Start of DATA

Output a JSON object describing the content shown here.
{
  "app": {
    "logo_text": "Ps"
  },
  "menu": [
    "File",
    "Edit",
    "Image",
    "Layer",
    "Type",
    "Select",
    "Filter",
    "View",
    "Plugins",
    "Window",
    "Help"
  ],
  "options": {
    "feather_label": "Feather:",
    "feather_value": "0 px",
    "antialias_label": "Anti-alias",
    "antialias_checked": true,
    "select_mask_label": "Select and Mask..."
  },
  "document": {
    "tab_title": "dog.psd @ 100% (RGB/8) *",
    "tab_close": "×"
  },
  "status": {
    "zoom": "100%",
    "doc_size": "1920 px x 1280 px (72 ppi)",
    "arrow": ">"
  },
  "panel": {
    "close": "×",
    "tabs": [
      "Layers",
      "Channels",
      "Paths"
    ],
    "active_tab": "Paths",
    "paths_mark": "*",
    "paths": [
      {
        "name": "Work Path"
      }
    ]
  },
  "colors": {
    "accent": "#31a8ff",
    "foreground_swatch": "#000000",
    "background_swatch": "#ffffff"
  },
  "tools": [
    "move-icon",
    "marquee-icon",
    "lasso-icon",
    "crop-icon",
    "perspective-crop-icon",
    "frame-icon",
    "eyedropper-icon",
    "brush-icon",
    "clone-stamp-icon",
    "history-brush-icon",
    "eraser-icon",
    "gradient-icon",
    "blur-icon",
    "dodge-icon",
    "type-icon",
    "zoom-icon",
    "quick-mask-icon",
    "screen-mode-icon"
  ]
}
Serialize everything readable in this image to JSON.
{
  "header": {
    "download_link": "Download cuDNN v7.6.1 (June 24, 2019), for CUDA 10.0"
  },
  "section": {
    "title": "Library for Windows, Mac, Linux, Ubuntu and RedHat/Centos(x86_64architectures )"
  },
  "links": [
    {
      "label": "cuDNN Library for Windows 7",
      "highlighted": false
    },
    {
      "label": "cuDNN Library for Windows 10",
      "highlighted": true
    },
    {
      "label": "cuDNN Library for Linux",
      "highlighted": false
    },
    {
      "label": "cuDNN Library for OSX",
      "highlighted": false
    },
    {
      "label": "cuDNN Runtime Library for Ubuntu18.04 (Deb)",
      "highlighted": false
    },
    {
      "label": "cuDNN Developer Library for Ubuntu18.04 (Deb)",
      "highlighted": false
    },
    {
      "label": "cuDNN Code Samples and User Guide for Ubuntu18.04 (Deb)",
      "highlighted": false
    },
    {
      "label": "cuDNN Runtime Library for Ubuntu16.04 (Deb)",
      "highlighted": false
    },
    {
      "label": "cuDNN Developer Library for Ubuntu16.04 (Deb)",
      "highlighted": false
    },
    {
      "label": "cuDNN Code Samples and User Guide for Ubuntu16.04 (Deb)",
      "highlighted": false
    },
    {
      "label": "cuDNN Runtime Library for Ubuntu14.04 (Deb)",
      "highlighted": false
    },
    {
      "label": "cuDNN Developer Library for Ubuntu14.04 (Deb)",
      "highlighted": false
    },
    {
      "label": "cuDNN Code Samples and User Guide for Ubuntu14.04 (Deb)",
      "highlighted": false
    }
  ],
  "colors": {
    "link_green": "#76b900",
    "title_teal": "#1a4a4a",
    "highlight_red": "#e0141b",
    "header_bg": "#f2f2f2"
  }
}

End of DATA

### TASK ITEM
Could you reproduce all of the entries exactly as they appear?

### OUTPUT OF THE TASK
Output a JSON object describing the content shown here.
{
  "app": {
    "logo_text": "Ps"
  },
  "menu": [
    "File",
    "Edit",
    "Image",
    "Layer",
    "Type",
    "Select",
    "Filter",
    "View",
    "Plugins",
    "Window",
    "Help"
  ],
  "options": {
    "feather_label": "Feather:",
    "feather_value": "0 px",
    "antialias_label": "Anti-alias",
    "antialias_checked": true,
    "select_mask_label": "Select and Mask..."
  },
  "document": {
    "tab_title": "dog.psd @ 100% (RGB/8) *",
    "tab_close": "×"
  },
  "status": {
    "zoom": "100%",
    "doc_size": "1920 px x 1280 px (72 ppi)",
    "arrow": ">"
  },
  "panel": {
    "close": "×",
    "tabs": [
      "Layers",
      "Channels",
      "Paths"
    ],
    "active_tab": "Paths",
    "paths_mark": "*",
    "paths": [
      {
        "name": "Work Path"
      }
    ]
  },
  "colors": {
    "accent": "#31a8ff",
    "foreground_swatch": "#000000",
    "background_swatch": "#ffffff"
  },
  "tools": [
    "move-icon",
    "marquee-icon",
    "lasso-icon",
    "crop-icon",
    "perspective-crop-icon",
    "frame-icon",
    "eyedropper-icon",
    "brush-icon",
    "clone-stamp-icon",
    "history-brush-icon",
    "eraser-icon",
    "gradient-icon",
    "blur-icon",
    "dodge-icon",
    "type-icon",
    "zoom-icon",
    "quick-mask-icon",
    "screen-mode-icon"
  ]
}
Serialize everything readable in this image to JSON.
{
  "header": {
    "download_link": "Download cuDNN v7.6.1 (June 24, 2019), for CUDA 10.0"
  },
  "section": {
    "title": "Library for Windows, Mac, Linux, Ubuntu and RedHat/Centos(x86_64architectures )"
  },
  "links": [
    {
      "label": "cuDNN Library for Windows 7",
      "highlighted": false
    },
    {
      "label": "cuDNN Library for Windows 10",
      "highlighted": true
    },
    {
      "label": "cuDNN Library for Linux",
      "highlighted": false
    },
    {
      "label": "cuDNN Library for OSX",
      "highlighted": false
    },
    {
      "label": "cuDNN Runtime Library for Ubuntu18.04 (Deb)",
      "highlighted": false
    },
    {
      "label": "cuDNN Developer Library for Ubuntu18.04 (Deb)",
      "highlighted": false
    },
    {
      "label": "cuDNN Code Samples and User Guide for Ubuntu18.04 (Deb)",
      "highlighted": false
    },
    {
      "label": "cuDNN Runtime Library for Ubuntu16.04 (Deb)",
      "highlighted": false
    },
    {
      "label": "cuDNN Developer Library for Ubuntu16.04 (Deb)",
      "highlighted": false
    },
    {
      "label": "cuDNN Code Samples and User Guide for Ubuntu16.04 (Deb)",
      "highlighted": false
    },
    {
      "label": "cuDNN Runtime Library for Ubuntu14.04 (Deb)",
      "highlighted": false
    },
    {
      "label": "cuDNN Developer Library for Ubuntu14.04 (Deb)",
      "highlighted": false
    },
    {
      "label": "cuDNN Code Samples and User Guide for Ubuntu14.04 (Deb)",
      "highlighted": false
    }
  ],
  "colors": {
    "link_green": "#76b900",
    "title_teal": "#1a4a4a",
    "highlight_red": "#e0141b",
    "header_bg": "#f2f2f2"
  }
}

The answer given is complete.